It was the following year, when her next hit Cambodia took off, that she met fellow 80s legend Boy George. The Culture Club frontman has become a close friend and they are now touring together.
She remembers singing Cambodia on Top Of The Pops and looking down to see the colorful figure dancing in front of the audience.
“In typical Boy George style, he had managed to convince him and all his buddies to come into the studio to be part of the audience. They were this lovely crowd of people dancing in front of me and I remember that “he stood out, of course – that beautiful form in front of me. I vividly remember thinking, ‘This person needs to be on stage, I don’t know what I’m doing here, that’s the person who needs to be on stage “.
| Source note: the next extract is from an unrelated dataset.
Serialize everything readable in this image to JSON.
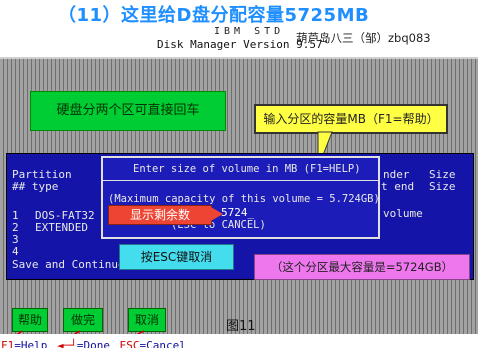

The pair remained close friends and performed together on several occasions over the years, including at a tribute to New Romantic pioneer Steve Strange, frontman of the band Visage, after his death at the age of 55 in 2015.
During the lockdown, they connected via Zoom and Wilde asked him to add vocals to a new song, Shine On, written with his brother. They recorded virtually but were eventually able to reunite and record a suitably flamboyant music video.
Wilde also recalls a close encounter with David Bowie while supporting the late music legend on his Sound + Vision tour in 1990. “He was a very normal guy in an extraordinary situation,” recalls- she. “He was saying ‘hi’ and walking by and wishing you well with the show in a very down to earth way.
“But one of the sweet memories I have is when I left the tour, we had done quite a few shows together, and I decided to bring him a Marty Wilde t-shirt, which , in my opinion, would be fun.
“I wanted to see if I could make him smile. I said to myself: “If I do nothing in this life, if I bring a smile to David Bowie’s face, I can die happy”.
When she entered his dressing room, he was shirtless and had his makeup done. “I said ‘Oh, I have a present for you’ and he picked it up and said ‘Daddy!’ It was so funny, so sweet. He was an absolutely lovely, wonderful man, and he had a huge influence on me, my brother and our whole family.
At the end of our conversation, Wilde reflects on the cyclical nature of things. “Bowie would have been a young, very young man, looking up to my dad and Cliff Richard and Billy Fury – all pop pioneers as he eventually turned out.”
– Kim Wilde kicks off her Greatest Hits Tour in September, starting Saturday 10 at Sage Gateshead and ending Tuesday 27 at the London Palladium.